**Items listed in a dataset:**
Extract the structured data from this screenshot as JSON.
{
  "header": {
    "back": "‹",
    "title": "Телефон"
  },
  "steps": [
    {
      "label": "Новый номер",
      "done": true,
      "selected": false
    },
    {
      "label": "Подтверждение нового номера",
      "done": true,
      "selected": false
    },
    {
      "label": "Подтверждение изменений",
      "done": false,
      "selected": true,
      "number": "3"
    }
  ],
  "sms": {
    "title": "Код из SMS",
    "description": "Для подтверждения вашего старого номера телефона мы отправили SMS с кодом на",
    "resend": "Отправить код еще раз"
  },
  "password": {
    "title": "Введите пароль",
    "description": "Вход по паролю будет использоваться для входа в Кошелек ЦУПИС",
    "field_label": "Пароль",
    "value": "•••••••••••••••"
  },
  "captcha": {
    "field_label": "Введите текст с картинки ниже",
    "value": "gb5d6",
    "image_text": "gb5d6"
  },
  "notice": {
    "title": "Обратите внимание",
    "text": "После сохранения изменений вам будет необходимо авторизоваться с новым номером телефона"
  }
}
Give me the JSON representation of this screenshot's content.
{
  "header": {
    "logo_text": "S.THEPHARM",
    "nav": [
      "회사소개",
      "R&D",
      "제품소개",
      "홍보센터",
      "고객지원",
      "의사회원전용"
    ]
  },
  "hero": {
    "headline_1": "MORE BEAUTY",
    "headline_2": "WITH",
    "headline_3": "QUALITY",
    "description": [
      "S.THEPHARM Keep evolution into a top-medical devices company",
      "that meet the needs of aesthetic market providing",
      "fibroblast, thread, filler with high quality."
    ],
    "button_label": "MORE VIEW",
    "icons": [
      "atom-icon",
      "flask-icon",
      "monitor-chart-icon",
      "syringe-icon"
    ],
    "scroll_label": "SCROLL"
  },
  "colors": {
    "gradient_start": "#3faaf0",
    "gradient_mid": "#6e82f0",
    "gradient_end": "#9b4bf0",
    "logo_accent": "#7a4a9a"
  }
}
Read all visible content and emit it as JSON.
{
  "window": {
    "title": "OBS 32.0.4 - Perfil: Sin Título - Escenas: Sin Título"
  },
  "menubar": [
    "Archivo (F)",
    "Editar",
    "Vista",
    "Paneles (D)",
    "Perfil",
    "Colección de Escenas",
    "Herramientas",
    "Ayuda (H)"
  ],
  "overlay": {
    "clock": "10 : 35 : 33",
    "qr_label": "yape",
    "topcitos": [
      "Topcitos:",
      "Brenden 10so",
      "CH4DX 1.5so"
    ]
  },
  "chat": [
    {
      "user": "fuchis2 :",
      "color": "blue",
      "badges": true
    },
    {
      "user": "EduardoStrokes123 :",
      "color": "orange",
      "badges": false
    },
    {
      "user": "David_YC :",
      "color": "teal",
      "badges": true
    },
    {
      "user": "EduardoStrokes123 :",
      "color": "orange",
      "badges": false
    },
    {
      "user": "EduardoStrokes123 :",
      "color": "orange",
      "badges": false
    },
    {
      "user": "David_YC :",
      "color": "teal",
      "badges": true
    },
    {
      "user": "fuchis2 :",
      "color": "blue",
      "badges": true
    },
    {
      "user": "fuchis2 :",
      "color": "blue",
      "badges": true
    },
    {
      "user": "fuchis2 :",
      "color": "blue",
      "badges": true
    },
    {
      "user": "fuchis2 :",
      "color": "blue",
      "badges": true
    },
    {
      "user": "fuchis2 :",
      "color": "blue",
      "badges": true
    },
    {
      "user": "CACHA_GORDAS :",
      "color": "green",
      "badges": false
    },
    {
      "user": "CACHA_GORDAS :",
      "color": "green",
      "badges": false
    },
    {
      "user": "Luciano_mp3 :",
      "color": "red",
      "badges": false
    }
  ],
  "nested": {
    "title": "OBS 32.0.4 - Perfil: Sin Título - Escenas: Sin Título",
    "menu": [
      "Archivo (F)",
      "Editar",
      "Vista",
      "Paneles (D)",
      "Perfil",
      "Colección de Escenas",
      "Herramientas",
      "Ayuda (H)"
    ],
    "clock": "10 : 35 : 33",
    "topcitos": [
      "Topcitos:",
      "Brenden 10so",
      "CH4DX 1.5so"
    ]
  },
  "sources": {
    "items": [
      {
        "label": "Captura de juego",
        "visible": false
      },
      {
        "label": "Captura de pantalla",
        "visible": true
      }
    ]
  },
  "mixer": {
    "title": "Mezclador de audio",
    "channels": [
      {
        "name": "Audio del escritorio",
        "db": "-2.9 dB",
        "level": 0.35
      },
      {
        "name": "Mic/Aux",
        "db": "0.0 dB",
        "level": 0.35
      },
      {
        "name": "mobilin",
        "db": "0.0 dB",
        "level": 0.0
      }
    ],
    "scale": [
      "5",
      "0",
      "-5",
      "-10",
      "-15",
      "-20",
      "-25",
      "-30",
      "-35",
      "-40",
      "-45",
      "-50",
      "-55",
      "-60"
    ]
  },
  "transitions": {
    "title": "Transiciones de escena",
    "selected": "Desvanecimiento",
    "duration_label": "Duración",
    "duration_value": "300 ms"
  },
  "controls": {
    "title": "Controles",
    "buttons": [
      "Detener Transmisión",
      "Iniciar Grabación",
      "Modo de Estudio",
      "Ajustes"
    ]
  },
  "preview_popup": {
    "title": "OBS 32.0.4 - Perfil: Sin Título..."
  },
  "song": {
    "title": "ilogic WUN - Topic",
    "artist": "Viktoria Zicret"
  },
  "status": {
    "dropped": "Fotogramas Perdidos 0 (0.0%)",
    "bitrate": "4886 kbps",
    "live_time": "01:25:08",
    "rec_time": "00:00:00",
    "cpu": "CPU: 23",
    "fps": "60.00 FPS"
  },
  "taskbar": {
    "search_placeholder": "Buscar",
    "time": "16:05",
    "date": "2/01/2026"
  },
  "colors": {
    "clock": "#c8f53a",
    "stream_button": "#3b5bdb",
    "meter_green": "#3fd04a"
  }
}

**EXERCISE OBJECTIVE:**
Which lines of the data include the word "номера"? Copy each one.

**TASK RESPONSE:**
      "label": "Подтверждение нового номера",
    "description": "Для подтверждения вашего старого номера телефона мы отправили SMS с кодом на",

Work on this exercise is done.